An Egyptian woman shares her story about a man who sexually harasses her while at the market. Instead of ignoring him as most women would do, she confronts him with a shocking and unexpected tone.
A film by Sharine Atif (Egypt | 2015 | 3 mins)
About Sharine Atif
Sharine Atif (1982) is an Egyptian-American filmmaker who grew up in both Cairo and New York. She currently studies Film Directing at California Institute of the Arts to obtain a Masters in Fine Arts. She is an activist with a mission and aims to make films that combat inustices of many kinds, and that in particular challenge sexism and militarism. She is an outspoken peace advocate and a feminist with a specific critique of gender discrimination and inequality in her native Egypt, and in the Middle East generally. She is experimenting with different strategies for how best to create change through cinema, discovering that she can yield very different responses by using confrontation, humor, subtlety, tenderness, or aggression.

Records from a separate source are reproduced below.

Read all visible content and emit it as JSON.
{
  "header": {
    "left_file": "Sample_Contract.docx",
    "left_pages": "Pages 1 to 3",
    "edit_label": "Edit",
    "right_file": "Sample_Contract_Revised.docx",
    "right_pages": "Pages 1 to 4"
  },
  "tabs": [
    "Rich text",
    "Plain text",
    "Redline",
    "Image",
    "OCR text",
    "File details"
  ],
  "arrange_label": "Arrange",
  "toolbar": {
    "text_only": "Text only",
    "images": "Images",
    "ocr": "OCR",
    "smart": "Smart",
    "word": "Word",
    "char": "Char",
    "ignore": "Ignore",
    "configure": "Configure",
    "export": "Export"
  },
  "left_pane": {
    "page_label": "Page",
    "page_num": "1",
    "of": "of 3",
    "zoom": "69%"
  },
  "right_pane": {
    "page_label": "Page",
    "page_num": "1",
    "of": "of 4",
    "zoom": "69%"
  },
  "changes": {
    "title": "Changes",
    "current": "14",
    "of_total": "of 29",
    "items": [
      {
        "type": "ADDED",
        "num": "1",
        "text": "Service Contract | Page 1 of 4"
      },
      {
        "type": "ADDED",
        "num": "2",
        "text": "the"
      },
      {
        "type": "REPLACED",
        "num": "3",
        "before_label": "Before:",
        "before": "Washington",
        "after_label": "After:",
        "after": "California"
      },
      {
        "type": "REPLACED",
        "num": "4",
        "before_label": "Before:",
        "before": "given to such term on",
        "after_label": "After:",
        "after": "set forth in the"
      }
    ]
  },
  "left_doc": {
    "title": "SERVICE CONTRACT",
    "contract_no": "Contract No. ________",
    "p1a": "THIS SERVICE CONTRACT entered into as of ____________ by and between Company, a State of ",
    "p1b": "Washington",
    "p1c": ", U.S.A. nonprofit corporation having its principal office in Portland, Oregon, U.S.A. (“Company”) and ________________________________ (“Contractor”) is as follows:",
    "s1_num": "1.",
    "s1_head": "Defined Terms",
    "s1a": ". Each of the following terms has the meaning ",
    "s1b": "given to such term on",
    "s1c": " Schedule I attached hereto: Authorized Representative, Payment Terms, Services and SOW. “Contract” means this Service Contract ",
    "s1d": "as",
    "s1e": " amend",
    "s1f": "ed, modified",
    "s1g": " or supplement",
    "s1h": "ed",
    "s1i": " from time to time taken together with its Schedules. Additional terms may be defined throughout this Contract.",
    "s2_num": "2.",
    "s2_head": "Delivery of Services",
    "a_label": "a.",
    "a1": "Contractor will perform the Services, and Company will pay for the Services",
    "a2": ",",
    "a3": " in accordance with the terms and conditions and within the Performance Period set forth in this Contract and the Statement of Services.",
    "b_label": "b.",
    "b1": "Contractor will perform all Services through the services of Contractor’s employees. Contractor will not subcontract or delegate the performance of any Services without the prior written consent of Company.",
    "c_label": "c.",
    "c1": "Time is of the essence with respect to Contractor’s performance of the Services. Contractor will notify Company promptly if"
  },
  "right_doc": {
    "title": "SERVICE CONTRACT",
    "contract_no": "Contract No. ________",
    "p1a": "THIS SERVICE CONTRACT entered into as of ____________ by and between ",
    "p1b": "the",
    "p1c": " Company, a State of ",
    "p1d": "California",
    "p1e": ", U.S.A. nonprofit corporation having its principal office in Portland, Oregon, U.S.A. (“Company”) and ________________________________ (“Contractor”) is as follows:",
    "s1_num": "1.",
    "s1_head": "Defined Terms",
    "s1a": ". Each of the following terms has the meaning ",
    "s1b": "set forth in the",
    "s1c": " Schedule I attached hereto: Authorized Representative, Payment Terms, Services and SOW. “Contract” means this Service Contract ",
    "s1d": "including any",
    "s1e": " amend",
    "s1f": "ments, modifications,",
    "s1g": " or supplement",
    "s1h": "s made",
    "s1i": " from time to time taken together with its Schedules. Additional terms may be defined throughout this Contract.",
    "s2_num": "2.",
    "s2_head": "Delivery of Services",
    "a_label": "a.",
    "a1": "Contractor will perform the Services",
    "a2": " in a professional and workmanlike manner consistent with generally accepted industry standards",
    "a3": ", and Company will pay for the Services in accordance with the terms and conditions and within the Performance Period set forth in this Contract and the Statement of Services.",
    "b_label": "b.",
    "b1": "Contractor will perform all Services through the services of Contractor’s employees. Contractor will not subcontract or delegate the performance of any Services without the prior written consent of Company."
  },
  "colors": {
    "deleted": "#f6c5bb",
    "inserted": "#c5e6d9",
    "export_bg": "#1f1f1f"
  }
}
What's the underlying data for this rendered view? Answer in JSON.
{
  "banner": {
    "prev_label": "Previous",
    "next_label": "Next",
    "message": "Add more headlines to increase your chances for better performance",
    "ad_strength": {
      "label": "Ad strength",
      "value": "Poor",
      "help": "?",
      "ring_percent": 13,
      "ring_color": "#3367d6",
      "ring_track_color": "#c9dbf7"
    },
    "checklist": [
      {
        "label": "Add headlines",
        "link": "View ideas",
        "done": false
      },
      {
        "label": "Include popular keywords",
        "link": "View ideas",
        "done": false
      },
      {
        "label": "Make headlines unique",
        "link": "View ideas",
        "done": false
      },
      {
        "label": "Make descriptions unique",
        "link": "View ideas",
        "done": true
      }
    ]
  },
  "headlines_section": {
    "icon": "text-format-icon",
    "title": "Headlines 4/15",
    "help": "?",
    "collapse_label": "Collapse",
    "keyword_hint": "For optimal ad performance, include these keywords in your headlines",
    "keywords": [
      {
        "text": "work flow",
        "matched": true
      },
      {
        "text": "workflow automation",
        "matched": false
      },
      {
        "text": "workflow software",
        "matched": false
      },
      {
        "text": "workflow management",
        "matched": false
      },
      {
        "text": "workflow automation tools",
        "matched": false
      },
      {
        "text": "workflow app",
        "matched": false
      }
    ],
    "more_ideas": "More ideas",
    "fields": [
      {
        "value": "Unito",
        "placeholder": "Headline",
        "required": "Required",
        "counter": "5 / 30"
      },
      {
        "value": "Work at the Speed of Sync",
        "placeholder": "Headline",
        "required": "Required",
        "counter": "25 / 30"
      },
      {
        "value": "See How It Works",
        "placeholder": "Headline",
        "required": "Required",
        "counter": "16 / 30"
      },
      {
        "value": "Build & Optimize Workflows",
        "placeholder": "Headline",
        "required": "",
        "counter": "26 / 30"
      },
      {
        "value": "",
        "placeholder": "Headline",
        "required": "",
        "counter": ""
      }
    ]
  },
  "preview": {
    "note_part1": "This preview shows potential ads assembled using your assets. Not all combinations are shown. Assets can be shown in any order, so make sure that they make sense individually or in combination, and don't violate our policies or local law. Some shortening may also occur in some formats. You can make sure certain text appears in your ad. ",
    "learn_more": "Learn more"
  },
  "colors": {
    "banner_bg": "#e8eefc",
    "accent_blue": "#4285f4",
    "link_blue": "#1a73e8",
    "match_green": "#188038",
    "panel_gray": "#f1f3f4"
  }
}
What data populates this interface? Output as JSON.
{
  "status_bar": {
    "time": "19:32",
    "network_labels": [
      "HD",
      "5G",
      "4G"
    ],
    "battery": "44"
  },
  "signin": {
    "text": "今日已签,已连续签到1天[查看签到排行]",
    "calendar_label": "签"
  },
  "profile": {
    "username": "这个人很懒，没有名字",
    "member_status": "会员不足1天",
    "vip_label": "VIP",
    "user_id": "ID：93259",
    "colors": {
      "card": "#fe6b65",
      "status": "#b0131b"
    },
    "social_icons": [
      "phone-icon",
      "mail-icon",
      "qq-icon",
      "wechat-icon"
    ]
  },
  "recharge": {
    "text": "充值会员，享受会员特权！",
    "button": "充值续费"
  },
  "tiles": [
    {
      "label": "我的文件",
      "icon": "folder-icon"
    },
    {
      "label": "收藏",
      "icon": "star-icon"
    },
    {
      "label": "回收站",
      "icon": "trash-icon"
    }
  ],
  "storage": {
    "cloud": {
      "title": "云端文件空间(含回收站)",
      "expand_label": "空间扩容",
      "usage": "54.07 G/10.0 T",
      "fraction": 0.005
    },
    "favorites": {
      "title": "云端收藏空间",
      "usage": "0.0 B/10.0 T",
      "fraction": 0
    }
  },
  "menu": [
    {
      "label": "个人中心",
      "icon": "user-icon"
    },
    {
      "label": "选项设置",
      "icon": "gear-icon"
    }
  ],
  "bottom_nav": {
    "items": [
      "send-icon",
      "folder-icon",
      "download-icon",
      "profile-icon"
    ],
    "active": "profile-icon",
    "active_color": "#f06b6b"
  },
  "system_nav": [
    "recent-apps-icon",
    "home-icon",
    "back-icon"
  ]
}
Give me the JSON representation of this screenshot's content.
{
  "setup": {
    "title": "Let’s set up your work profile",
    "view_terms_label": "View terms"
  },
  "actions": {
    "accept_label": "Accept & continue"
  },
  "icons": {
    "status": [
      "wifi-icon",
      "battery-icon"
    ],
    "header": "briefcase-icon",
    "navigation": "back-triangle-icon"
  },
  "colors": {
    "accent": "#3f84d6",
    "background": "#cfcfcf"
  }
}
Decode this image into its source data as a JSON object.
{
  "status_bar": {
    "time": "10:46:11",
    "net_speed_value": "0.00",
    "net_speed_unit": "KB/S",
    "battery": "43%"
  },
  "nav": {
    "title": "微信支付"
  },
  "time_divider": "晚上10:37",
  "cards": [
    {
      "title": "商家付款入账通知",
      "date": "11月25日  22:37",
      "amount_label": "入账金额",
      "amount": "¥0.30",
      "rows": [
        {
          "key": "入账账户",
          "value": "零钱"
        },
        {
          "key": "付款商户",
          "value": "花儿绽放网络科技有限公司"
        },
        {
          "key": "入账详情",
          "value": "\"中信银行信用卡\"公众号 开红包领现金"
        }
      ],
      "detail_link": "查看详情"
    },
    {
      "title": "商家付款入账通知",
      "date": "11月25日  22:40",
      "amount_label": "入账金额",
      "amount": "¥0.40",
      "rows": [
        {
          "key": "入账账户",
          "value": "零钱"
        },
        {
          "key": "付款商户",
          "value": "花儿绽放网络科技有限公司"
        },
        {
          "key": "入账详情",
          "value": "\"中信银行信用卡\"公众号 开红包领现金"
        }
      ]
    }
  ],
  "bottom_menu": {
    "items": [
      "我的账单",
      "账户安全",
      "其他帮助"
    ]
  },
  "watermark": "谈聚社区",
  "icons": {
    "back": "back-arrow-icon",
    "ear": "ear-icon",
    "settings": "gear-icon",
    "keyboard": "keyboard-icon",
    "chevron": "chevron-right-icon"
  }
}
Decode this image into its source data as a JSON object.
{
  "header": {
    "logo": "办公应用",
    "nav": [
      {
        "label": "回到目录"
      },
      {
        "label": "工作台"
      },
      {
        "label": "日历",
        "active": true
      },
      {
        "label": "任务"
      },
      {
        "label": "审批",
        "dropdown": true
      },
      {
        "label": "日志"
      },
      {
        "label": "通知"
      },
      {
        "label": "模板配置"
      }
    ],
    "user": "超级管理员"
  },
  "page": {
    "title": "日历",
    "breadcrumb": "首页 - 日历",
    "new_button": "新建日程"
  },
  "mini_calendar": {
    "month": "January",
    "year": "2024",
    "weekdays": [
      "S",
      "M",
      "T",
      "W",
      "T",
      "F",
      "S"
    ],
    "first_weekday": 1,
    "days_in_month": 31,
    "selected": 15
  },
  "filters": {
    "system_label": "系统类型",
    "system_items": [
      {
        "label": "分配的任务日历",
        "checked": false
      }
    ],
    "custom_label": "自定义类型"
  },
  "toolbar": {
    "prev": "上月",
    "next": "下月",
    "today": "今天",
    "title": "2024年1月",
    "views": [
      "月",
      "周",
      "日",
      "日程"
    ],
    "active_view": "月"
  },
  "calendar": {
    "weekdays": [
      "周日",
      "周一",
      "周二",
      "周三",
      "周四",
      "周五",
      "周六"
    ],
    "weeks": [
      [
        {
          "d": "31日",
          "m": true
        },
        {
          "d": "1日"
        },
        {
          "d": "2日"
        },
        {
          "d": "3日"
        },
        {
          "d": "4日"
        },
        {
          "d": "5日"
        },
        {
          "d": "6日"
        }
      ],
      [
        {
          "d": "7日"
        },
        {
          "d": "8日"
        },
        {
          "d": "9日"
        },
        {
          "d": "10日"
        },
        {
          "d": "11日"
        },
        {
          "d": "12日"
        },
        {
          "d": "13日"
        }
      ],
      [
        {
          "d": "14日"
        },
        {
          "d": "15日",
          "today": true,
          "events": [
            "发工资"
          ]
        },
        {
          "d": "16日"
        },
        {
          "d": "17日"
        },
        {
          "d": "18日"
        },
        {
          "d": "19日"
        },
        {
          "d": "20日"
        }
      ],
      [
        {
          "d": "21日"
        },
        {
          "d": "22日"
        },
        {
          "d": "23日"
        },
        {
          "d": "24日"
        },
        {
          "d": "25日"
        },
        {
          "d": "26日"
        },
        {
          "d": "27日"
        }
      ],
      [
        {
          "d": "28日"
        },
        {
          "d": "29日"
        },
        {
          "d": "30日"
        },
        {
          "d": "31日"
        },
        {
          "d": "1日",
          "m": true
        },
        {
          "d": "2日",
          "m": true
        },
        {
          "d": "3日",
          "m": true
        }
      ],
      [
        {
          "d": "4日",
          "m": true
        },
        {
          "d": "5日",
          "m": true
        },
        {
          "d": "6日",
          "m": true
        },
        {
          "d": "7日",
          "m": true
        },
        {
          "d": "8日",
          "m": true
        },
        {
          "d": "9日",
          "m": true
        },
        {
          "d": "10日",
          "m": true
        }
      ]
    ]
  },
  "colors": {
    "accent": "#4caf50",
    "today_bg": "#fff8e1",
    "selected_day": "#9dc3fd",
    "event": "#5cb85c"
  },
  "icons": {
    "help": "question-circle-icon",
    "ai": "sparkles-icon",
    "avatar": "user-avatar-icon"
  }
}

As a Muslim child growing up in an undeveloped part of Cairo, I had an open-ended curiosity on what it would be like to leave the life I was born into and live the life of my choice. I was trained to do the right things; follow traditions and religion, even when some aspects of them were oppressive to women. We were trained in school to memorize textbooks, and not to question things or think critically, to obey and to not have a voice. The only one true freedom I had was my imagination, but it never flowed out beyond my mind. One of the only daily activities was to watch TV. We had a TV channel that showed American cartoons and films non-stop. I would see teenage girls living in college dorms, or studying abroad. I loved watching Walt Disney cartoons and related to most of the female characters. In The Little Mermaid, Ariel had a dream to live above of the sea, but her father did not allow it. In Aladdin, Jasmine was a princess with many riches but was forbidden to leave her palace. The movies I watched were what fueled me to not only break out of the oppressed world I was born into, but also to discover my passion for making movies in hopes to inspire young women, who perhaps might be in similar situations. Fortunately, I was accepted to the California Institute of the Arts, the very school that was founded by Walt Disney.